Information given:

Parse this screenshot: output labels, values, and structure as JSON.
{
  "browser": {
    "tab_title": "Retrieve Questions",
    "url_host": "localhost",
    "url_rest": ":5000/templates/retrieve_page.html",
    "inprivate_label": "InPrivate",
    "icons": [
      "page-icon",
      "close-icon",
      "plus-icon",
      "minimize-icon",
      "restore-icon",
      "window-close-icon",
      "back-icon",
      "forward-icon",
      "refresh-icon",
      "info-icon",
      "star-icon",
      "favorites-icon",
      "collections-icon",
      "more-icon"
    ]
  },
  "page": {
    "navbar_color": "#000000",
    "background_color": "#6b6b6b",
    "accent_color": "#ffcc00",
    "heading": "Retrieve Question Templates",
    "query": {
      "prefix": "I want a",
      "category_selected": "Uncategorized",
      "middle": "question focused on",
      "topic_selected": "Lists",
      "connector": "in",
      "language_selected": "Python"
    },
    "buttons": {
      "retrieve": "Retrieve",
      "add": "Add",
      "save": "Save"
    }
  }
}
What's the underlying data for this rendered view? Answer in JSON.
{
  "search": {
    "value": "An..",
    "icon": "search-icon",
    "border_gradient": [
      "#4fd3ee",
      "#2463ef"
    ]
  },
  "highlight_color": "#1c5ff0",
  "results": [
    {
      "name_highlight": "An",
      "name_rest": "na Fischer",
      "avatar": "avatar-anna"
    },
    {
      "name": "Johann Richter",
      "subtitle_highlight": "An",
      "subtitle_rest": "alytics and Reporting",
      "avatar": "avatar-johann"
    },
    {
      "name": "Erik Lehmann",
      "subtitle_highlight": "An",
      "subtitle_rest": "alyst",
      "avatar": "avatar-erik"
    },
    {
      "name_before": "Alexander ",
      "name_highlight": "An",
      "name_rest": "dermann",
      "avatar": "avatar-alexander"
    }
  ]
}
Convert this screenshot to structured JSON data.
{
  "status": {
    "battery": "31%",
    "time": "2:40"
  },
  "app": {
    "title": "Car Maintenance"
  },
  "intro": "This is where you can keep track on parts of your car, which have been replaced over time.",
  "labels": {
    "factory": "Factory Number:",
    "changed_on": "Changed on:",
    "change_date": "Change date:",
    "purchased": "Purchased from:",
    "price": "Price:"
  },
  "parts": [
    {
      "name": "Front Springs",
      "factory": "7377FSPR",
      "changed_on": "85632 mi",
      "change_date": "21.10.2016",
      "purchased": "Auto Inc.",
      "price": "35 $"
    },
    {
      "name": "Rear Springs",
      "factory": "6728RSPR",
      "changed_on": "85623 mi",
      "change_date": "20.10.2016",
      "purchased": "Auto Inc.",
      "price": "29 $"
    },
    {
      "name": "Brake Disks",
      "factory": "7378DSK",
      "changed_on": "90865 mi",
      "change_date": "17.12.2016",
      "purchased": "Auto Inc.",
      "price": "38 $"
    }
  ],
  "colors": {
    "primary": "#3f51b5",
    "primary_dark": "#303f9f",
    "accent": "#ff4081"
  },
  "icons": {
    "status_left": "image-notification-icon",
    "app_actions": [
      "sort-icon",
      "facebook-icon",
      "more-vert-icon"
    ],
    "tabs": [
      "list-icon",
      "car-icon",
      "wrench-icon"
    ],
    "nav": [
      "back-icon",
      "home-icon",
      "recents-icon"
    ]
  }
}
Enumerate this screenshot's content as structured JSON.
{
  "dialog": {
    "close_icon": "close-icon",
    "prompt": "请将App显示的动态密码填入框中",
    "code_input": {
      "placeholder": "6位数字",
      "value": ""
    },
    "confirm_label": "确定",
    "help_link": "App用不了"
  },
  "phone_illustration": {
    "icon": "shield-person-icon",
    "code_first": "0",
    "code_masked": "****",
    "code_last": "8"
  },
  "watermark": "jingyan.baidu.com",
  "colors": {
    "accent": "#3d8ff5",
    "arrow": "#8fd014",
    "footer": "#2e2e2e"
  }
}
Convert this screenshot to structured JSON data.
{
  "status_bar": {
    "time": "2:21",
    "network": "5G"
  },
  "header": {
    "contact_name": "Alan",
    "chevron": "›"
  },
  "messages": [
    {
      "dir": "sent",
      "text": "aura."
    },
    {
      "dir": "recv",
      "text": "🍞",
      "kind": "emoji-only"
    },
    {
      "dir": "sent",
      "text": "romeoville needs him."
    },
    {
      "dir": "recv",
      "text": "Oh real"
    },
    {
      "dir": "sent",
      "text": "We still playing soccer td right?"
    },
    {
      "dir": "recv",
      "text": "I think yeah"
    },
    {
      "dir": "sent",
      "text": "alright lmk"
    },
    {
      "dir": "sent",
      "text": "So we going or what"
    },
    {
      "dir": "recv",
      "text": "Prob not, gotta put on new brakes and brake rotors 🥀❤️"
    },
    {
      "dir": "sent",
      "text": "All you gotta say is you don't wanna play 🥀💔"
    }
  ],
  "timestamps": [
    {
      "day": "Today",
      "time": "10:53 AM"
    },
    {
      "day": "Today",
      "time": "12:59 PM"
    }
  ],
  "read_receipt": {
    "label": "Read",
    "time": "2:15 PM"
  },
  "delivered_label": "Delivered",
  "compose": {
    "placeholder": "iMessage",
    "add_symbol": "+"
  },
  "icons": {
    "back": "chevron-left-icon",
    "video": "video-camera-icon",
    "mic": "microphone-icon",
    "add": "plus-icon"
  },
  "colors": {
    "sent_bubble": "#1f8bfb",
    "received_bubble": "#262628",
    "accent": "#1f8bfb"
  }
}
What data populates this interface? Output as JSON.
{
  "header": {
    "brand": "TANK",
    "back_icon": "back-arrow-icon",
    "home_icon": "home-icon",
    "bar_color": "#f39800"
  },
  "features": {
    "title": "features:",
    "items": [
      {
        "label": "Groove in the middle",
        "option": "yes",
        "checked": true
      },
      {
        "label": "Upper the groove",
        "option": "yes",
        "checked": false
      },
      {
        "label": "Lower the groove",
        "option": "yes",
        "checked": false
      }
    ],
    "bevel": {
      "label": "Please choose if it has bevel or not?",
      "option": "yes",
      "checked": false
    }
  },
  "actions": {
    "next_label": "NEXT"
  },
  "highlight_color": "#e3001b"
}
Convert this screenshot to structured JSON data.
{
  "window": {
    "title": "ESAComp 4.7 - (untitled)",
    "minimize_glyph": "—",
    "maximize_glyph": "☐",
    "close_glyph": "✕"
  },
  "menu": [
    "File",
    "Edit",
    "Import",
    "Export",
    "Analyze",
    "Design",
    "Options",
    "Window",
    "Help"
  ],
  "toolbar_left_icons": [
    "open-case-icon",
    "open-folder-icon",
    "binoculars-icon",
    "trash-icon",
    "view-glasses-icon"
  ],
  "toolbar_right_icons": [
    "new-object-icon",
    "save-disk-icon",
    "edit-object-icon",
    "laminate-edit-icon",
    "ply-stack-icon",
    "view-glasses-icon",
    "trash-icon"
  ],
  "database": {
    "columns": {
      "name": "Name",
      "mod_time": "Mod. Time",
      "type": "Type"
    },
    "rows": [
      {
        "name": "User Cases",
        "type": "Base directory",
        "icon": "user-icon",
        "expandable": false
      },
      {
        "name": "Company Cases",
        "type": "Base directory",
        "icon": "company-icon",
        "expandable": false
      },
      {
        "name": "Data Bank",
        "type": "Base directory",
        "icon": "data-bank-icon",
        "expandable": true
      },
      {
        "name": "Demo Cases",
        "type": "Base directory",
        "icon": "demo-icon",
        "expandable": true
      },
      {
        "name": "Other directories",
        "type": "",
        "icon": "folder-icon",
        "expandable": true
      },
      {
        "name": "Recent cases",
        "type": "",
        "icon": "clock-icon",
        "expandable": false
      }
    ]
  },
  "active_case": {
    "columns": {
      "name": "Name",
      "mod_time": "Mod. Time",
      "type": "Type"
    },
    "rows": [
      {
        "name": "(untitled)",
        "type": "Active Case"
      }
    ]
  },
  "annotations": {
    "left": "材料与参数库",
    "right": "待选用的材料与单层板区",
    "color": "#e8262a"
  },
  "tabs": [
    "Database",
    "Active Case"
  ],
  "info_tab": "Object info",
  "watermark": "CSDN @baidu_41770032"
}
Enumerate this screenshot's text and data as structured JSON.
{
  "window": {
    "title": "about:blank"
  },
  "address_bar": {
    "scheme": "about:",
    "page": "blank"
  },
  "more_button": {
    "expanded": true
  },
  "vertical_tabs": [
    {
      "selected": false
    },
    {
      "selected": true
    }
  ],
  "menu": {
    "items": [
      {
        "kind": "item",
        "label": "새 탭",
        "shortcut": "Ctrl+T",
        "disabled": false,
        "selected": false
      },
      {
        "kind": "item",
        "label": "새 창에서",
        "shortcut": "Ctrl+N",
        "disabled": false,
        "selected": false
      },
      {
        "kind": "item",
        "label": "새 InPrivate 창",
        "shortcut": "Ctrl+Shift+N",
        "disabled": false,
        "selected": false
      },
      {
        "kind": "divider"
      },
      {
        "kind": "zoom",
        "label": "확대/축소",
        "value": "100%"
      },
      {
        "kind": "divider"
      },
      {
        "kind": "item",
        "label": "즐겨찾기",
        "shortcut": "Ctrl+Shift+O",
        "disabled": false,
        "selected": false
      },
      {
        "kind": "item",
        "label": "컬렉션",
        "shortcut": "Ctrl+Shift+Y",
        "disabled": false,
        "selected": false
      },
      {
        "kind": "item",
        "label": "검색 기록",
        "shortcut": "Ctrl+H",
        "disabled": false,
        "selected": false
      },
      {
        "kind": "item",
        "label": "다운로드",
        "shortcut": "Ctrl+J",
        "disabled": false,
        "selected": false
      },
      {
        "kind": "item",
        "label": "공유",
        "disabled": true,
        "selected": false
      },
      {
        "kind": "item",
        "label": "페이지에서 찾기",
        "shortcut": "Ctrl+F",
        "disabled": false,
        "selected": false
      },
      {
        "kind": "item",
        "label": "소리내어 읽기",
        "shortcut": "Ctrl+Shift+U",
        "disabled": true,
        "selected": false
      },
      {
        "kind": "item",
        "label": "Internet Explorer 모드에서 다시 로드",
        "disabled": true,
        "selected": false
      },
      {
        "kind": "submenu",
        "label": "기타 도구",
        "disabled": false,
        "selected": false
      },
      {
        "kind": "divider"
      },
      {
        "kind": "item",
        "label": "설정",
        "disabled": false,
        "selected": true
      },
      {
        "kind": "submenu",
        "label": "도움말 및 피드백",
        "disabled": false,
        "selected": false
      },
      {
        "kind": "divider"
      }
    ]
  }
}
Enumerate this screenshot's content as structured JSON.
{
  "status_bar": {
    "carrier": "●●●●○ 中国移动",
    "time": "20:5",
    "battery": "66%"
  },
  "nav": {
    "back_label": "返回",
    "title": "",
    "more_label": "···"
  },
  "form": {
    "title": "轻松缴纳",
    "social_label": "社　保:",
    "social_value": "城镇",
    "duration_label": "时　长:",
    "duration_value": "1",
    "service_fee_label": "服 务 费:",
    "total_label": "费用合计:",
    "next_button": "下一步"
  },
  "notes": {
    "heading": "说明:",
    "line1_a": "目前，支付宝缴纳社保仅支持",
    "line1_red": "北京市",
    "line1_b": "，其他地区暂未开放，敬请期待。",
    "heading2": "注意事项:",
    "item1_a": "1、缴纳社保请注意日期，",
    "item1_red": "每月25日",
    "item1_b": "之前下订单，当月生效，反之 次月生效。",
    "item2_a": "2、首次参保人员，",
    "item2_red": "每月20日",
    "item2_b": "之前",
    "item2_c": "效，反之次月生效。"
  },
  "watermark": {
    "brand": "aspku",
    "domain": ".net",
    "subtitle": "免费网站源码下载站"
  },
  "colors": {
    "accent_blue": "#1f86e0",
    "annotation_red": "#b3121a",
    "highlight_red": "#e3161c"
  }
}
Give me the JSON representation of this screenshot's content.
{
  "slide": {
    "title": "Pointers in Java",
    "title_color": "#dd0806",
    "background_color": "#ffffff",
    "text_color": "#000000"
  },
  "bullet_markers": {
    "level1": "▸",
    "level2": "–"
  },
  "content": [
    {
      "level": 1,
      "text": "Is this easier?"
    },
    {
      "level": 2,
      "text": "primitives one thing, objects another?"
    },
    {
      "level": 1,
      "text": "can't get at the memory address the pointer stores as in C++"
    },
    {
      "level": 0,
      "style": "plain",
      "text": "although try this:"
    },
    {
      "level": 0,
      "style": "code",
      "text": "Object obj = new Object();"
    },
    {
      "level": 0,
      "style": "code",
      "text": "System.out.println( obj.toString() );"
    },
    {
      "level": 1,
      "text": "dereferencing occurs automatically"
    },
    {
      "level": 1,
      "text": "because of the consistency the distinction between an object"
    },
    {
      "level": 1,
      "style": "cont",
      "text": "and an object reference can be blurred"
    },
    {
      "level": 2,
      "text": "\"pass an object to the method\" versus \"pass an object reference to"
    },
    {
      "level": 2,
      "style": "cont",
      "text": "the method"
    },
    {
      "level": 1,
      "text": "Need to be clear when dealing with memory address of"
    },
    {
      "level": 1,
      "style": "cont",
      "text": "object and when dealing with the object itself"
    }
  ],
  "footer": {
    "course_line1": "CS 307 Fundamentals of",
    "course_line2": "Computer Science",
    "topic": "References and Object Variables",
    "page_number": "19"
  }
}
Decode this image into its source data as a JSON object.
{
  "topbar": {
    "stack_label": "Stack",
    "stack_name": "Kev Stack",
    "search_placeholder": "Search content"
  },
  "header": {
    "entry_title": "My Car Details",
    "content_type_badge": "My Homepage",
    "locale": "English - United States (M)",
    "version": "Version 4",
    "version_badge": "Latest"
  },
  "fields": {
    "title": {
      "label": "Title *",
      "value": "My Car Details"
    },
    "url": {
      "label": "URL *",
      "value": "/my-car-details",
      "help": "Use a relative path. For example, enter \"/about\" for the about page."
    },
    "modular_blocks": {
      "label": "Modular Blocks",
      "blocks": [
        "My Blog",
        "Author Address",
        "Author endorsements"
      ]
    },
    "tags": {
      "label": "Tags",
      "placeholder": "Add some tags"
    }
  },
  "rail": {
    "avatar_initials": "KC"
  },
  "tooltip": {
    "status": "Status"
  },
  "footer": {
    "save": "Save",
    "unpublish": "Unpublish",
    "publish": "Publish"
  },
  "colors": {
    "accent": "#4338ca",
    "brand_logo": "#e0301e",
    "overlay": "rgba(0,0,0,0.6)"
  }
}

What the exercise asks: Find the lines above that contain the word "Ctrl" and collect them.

Exercise result:
        "shortcut": "Ctrl+T",
        "shortcut": "Ctrl+N",
        "shortcut": "Ctrl+Shift+N",
        "shortcut": "Ctrl+Shift+O",
        "shortcut": "Ctrl+Shift+Y",
        "shortcut": "Ctrl+H",
        "shortcut": "Ctrl+J",
        "shortcut": "Ctrl+F",
        "shortcut": "Ctrl+Shift+U",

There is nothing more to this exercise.